The letter written by the U.S. Senators, including Senate Judiciary Committee Chairman Dick Durbin, and many other leaders in the U.S. Senate, insists that the time is now to close down the detention camp because it “has damaged America’s reputation, fueled anti-Muslim bigotry, and weakened the United States’ ability to counter terrorism and fight for human rights and the rule of law around the world.” Calling the detention center a“propaganda tool used by America’s enemies and a danger to national security, they point out the hypocrisy of the United States calling out others’ human right violations. The Senators insist that now is the time to close down Guantánamo Bay Detention camp, so that the United States can fix its reputation around the world, following the damage committed to America’s reputation by the Trump Administration.
We, at the Muslim Public Affairs Council echo these sentiments, for we have been advocating for our government to close down the detention facility since the first emergence of these grotesque human right violations allegations. Our president, Salam Al-Marayati, visited the detention center back in 2007, during the Bush Administration, and he recalled that the detention camp “is killing the character of our nation.” The last four years of policy is testament to the damage our national character has endured; now is the time to close down Guantánamo Bay Detention camp, and end this dark chapter of our nation’s history.
If this week’s conviction of the police officer that murdered George Floyd revealed anything about what American’s demand, it’s that they yearn for a system that treats all equally, regardless of race or creed. Americans believe that no person is above the law, and that the law doesn’t allow for double standards. The second paragraph of our Declaration of Independence states, “We hold these truths to be self-evident, that all men are created equal, that they are endowed by their Creator with certain unalienable Rights, that among these are Life, Liberty and the Pursuit of Happiness. — That to secure these rights, Governments are instituted among Men, deriving their just powers from the consent of the governed.” We are the governed, and we do not consent our government to encroach on the inalienable rights of any human being.
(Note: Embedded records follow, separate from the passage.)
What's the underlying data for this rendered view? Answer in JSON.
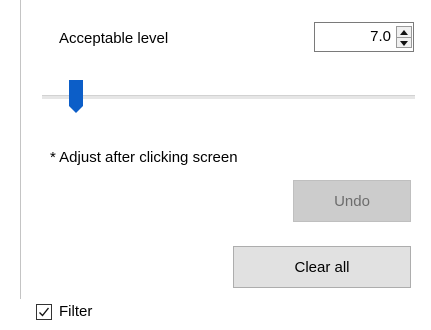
{
  "acceptable_level": {
    "label": "Acceptable level",
    "value": "7.0"
  },
  "slider": {
    "min": 0,
    "max": 100,
    "value": 9,
    "accent_color": "#0c5ec8"
  },
  "hint": "* Adjust after clicking screen",
  "buttons": {
    "undo_label": "Undo",
    "undo_enabled": false,
    "clear_label": "Clear all"
  },
  "filter": {
    "label": "Filter",
    "checked": true
  },
  "icons": {
    "spin_up": "chevron-up-icon",
    "spin_down": "chevron-down-icon",
    "check": "checkmark-icon",
    "thumb": "slider-thumb"
  }
}
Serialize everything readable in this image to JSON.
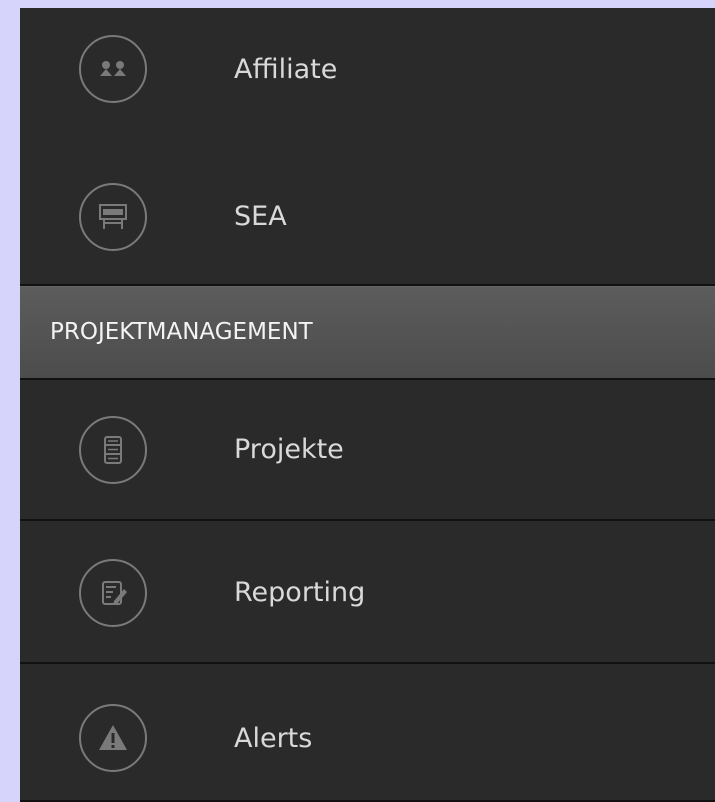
{
  "colors": {
    "background": "#d6d4fb",
    "sidebar": "#2a2a2a",
    "section_header": "#555555",
    "item_text": "#d9d9d9",
    "icon_stroke": "#7a7a7a"
  },
  "sidebar": {
    "items": [
      {
        "label": "Affiliate",
        "icon": "affiliate-people-icon"
      },
      {
        "label": "SEA",
        "icon": "sea-sign-icon"
      }
    ],
    "section": {
      "label": "PROJEKTMANAGEMENT",
      "items": [
        {
          "label": "Projekte",
          "icon": "projects-document-icon"
        },
        {
          "label": "Reporting",
          "icon": "reporting-edit-icon"
        },
        {
          "label": "Alerts",
          "icon": "alert-warning-icon"
        }
      ]
    }
  }
}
It’s time to remind ourselves, and the world, who the United States is, and what it was envisioned to be by our founders. It’s due time to close down the Guantánamo Bay Detention Camp.